Roxanne (1987)
Roxanne (1987)

Genre: Romantic Comedy Running Time: 1 hr. 47 min.

Release Date: June 19th, 1987 MPAA Rating: PG

Director: Fred Schepisi Actors: Steve Martin, Daryl Hannah, Rick Rossovich, Shelley Duvall, Fred Willard, Michael J. Pollard, Damon Wayans

 


 

M

oderately paced jazz is the music of love for the romantic comedy “Roxanne,” based loosely on the famous Edmond Rostand play “Cyrano de Bergerac.” The story itself is a timeless tale of love hindered by a colossally appalling facial feature, but screenwriter Steve Martin shakes things up a bit with generous amounts of whimsical comedy. At times, it’s too much, going almost as over-the-top as his “Pink Panther” films – themselves merely a vehicle for a one-note-laugh, highly exaggerated Frenchman impersonation. In “Roxanne,” he seems to channel the overacting of Jim Carrey, taking the already unbelievably Pinocchio-faced lead character in a direction of total poppycock. Sadly, most of the humor falls completely flat.

In the small town of Nelson, Washington, fire chief Charles D. Bales (Steve Martin) is a hopeless romantic, perpetually poetic and kind, but plagued by an inescapably large nose. When he meets Roxanne Kowalski (Daryl Hannah), a stunningly beautiful astronomer (or so the other actors must pretend), he immediately falls in love. She’s everything he could want in a woman, but she sees him only as a friend. Roxanne is instead infatuated with the muscular new fireman Chris McConnell (Rick Rossovich), who recently joined Charlie’s team.

Although he also wishes to see more of Roxanne, Chris lacks confidence with women, reduced to a clumsy mess in their presence. Given the opportunity to convey his true feelings to the girl of his dreams, Charlie agrees to write a letter to her for Chris. When his lyrical wordsmanship instantaneously seduces Roxanne, Charlie finds himself continuing to woo her for the benefit of his competition. But how can she love him for who he is when he has such a hideously humongous nose?

Where Cyrano fought with a sword, Charlie fights with a tennis racket against golf clubs. Although he commands an incredibly inept anti-“Backdraft” fire department, he excels at physical and verbal jousting, the former contributing to much of the cheesiness of the plot, while the latter accounts for the few genuine laughs. Oddly enough, the explanation for why Charlie won’t simply get a nose job is more believable than his noble intentions for continuing to sweep his dream girl off her feet and into the arms of a scatterbrained hunk. “Roxanne” tragically and carelessly teeters on the border of harmless romantic comedy and eye-gouging filmic nonsense, making it less than appealing for viewers not smitten with Martin’s brand of comedy.
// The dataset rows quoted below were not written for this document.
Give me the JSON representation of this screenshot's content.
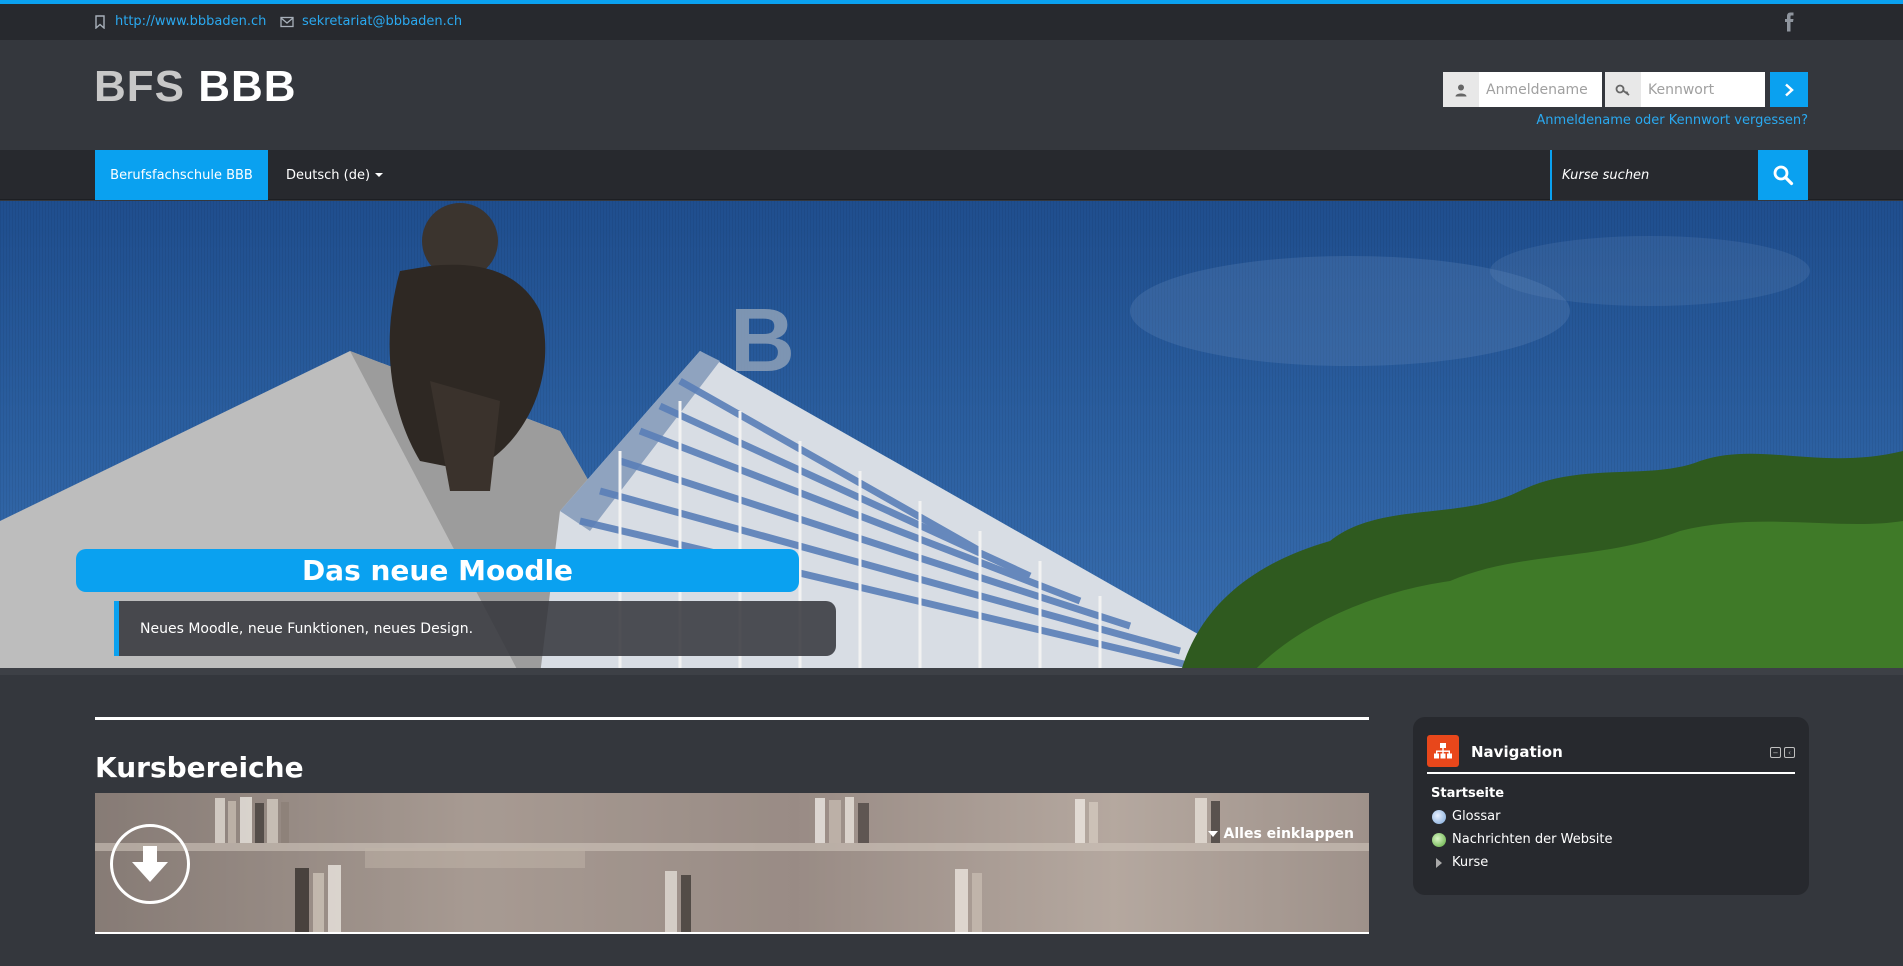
{
  "topbar": {
    "website": "http://www.bbbaden.ch",
    "email": "sekretariat@bbbaden.ch",
    "social_icon": "facebook-icon"
  },
  "header": {
    "logo_part1": "BFS",
    "logo_part2": "BBB"
  },
  "login": {
    "username_placeholder": "Anmeldename",
    "password_placeholder": "Kennwort",
    "submit_icon": "chevron-right-icon",
    "forgot_link": "Anmeldename oder Kennwort vergessen?"
  },
  "navbar": {
    "home_label": "Berufsfachschule BBB",
    "language_label": "Deutsch (de)",
    "search_placeholder": "Kurse suchen",
    "search_icon": "search-icon"
  },
  "hero": {
    "title": "Das neue Moodle",
    "caption": "Neues Moodle, neue Funktionen, neues Design."
  },
  "main": {
    "title": "Kursbereiche",
    "collapse_all": "Alles einklappen",
    "expand_icon": "arrow-down-circle-icon"
  },
  "navigation_block": {
    "title": "Navigation",
    "items": [
      {
        "label": "Startseite"
      },
      {
        "label": "Glossar"
      },
      {
        "label": "Nachrichten der Website"
      },
      {
        "label": "Kurse"
      }
    ]
  },
  "colors": {
    "accent": "#0aa1f0",
    "background": "#34373d",
    "bar": "#27292e",
    "block_icon": "#e8471b"
  }
}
Longtime fans, however, may see this project as a highlight.

– Mike Massie

  • 5/10